Sometimes instead of making things more difficult, the mobile template will do things more clearly than on the desktop version. For example, on my site, I put small thumbnails by the articles and I always caption them. In desktop viewing, they are a minor graphic element, but on the mobile version, the picture is centered directly below the title and the caption is below it. I had nothing to do with that design change, but I really like how it looks on mobile devices and now I can select images and captions with this in mind.
Check out all changes on the mobile version of the site after you make them on the desktop
Again, you will not be directly modifying your mobile site.
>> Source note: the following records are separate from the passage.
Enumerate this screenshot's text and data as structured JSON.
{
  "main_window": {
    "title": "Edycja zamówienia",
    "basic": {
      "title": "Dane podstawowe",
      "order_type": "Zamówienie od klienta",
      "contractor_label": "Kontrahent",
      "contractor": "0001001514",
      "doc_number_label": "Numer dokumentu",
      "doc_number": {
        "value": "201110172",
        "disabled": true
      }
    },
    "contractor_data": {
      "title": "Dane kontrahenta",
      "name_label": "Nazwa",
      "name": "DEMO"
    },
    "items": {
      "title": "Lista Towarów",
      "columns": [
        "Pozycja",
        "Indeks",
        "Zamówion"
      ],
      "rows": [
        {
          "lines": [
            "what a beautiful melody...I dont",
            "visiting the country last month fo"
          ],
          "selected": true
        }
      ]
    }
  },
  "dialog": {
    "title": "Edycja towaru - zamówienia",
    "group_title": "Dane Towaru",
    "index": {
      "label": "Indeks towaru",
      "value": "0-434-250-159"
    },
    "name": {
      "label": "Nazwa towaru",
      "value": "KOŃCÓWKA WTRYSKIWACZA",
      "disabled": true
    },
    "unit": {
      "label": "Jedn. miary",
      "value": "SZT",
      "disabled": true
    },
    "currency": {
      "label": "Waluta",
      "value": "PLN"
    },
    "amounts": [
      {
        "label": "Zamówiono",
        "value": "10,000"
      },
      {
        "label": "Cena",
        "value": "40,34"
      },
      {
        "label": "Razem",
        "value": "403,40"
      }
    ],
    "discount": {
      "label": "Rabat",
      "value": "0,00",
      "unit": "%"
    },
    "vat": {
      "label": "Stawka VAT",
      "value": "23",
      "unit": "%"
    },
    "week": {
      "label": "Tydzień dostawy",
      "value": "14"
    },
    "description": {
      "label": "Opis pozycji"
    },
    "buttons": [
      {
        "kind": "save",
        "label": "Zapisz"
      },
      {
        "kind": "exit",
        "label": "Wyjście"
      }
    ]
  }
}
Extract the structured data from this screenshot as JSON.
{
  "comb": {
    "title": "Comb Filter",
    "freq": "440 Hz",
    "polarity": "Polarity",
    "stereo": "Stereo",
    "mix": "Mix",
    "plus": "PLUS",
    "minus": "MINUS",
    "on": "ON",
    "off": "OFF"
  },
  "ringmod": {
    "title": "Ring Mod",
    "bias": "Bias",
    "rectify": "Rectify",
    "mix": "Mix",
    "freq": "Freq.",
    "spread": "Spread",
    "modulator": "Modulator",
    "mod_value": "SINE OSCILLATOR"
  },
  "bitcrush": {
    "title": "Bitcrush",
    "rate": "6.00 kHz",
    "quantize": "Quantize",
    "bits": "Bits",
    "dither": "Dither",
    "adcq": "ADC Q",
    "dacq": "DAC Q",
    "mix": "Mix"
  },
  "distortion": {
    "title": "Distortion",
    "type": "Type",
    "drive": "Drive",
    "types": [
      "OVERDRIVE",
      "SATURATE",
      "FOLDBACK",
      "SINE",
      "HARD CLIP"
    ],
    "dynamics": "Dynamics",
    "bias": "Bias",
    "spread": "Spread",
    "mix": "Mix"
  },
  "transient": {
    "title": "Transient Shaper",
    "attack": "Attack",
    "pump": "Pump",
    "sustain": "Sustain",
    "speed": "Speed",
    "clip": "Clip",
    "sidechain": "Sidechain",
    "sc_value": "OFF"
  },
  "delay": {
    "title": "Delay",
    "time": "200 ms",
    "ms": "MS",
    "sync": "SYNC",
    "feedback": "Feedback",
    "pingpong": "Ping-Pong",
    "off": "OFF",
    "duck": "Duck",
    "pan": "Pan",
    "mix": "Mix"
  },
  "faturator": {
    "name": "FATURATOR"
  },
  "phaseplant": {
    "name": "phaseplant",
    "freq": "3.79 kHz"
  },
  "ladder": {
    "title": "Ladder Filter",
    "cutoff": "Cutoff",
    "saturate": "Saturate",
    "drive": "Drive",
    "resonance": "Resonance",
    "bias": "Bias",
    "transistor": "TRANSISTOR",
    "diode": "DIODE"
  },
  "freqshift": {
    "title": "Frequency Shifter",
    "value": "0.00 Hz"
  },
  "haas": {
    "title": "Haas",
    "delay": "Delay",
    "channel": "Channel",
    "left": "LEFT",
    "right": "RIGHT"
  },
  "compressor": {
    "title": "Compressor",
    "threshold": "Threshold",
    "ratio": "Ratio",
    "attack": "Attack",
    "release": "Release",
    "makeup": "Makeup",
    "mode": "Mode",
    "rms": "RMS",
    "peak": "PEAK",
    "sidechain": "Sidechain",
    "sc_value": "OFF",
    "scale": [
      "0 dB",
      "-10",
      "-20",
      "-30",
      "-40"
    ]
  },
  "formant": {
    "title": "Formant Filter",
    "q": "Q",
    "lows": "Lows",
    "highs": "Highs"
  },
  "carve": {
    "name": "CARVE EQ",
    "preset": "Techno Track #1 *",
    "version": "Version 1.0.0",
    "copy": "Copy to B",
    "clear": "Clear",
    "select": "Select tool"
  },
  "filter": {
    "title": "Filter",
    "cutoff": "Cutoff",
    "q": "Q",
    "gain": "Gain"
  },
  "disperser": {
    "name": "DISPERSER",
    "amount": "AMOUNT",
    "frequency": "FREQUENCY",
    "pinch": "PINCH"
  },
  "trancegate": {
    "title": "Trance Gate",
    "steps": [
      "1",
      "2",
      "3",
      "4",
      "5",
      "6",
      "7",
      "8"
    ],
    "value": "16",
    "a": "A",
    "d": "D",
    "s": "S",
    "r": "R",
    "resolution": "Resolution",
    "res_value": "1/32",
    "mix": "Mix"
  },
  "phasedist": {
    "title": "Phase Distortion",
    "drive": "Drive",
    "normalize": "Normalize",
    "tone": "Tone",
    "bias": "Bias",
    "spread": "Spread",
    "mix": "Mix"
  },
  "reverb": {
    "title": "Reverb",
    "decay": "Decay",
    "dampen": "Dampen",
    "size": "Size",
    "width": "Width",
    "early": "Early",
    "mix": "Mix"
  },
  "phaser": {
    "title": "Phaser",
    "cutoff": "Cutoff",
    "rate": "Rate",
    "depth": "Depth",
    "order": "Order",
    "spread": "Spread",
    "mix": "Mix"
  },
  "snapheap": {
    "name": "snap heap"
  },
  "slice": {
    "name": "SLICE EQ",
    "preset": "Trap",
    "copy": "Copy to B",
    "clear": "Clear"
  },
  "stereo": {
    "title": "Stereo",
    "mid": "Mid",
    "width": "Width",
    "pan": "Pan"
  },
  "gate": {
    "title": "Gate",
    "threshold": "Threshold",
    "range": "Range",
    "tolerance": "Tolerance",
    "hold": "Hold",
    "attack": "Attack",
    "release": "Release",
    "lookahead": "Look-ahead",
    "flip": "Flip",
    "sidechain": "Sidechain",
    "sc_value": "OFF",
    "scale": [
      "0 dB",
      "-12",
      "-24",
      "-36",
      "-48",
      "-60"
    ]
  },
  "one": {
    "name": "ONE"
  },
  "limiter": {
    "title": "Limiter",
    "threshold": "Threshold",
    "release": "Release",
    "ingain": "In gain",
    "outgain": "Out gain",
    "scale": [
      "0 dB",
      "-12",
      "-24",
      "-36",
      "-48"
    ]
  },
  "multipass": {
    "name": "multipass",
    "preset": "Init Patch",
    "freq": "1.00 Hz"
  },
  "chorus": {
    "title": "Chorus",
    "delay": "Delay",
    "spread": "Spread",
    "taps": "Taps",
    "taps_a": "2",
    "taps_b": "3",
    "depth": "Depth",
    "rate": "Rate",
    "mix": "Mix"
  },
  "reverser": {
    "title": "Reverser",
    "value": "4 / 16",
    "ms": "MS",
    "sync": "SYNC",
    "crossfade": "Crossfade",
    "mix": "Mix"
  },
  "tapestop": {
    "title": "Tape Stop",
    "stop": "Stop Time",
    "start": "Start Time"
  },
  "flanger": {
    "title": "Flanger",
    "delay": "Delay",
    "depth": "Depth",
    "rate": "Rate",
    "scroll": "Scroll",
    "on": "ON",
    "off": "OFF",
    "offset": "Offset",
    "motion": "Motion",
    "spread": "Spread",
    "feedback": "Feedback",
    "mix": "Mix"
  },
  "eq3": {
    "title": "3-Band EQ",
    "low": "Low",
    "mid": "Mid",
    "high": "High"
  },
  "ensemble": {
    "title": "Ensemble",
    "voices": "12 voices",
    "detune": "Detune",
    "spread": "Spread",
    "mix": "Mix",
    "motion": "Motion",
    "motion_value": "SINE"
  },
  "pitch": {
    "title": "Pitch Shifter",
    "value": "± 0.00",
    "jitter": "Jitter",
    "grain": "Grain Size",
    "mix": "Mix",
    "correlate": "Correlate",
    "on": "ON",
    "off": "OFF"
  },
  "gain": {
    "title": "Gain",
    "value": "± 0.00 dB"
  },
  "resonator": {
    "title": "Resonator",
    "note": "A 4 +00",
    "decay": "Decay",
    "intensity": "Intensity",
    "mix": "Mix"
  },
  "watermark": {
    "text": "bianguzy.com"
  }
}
Whenever you make website changes on your desktop system those changes may look fine on your desktop, but what works well on your desktop may not look good (or work well) on the mobile version, even if it is responsive. This means you must keep checking back and forth to make sure both sites look good, are readable and make sense in navigation. This can be a pain to do, but having your phone by your computer and checking out changes is essential.
If you are building your site and using the Genesis framework, get the Design Palette Pro plugin. You can make changes in the look of your site (layout, type, colors, etc.) and on the side of the page are little icons that immediately let you see what it looks like on your phone or tablet. True, you can always simply resize your website, but a plugin like this will immediately give you an accurate preview.
Design tips for effective mobile viewing
Here are specific design suggestions, but keep in mind that your success will depend upon your specific system, and which features you can and can’t control.
■ Think SIMPLE. This is particularly important for graphics. A gorgeous photo that looks great on your desktop monitor may turn into a muddy mess on the phone. Plus, the print overlay over the same photo may be unreadable.
Graphics — and the words on them — must be super-simple in order to be useful on mobile devices. The message must be readable at small sizes.
If you are designing web graphics with Canva (and I highly recommend it), shrink it down (using the little slider on the bottom right of your canvas) periodically as you work to make sure your image is clear and readable at a small size.
■ Think SMALL. For faster, more efficient sites both on your desktop and mobile versions, you want your images to be as small as possible. This can be a challenge especially for PNG images, which is the recommended graphics format for the higher resolution images on mobile devices. Though the resolution is great, PNGs are many times larger than JPEG images.
The solution is to use a compression program that shrinks them down significantly. Tinypng is a site everyone can use. It compresses both png and jpeg files. WordPress has a fantastic plugin that will do the compression for you automatically.
■ Make links big enough for big fingers. One of the most frustrating things for mobile devices is that the links may be one tiny, underlined word and very difficult to hit exactly. If possible, use an icon or image. Even making a link in BOLD CAPS gives users a bigger target to hit quickly with their thumb.
If you have a choice, stick with simple, sans serif typefaces. Don’t get fancy with your type choices, if you have a choice. Go for clean and clear. Get variation from using point size, bold and italic consistently. Arial, Avenir, Roboto or Helvetica are some recommended choices, with Open Sans and Lato being two newer ones. My website uses Lato and I love its clean, readable look.
Continue improving, tweaking the versions of your site Making certain that both the desktop and mobile versions of your site work well is a continuing challenge, but also a great way to be obedient to the biblical goal of “being all things to all people that we might win some” (1 Cor. 9:22).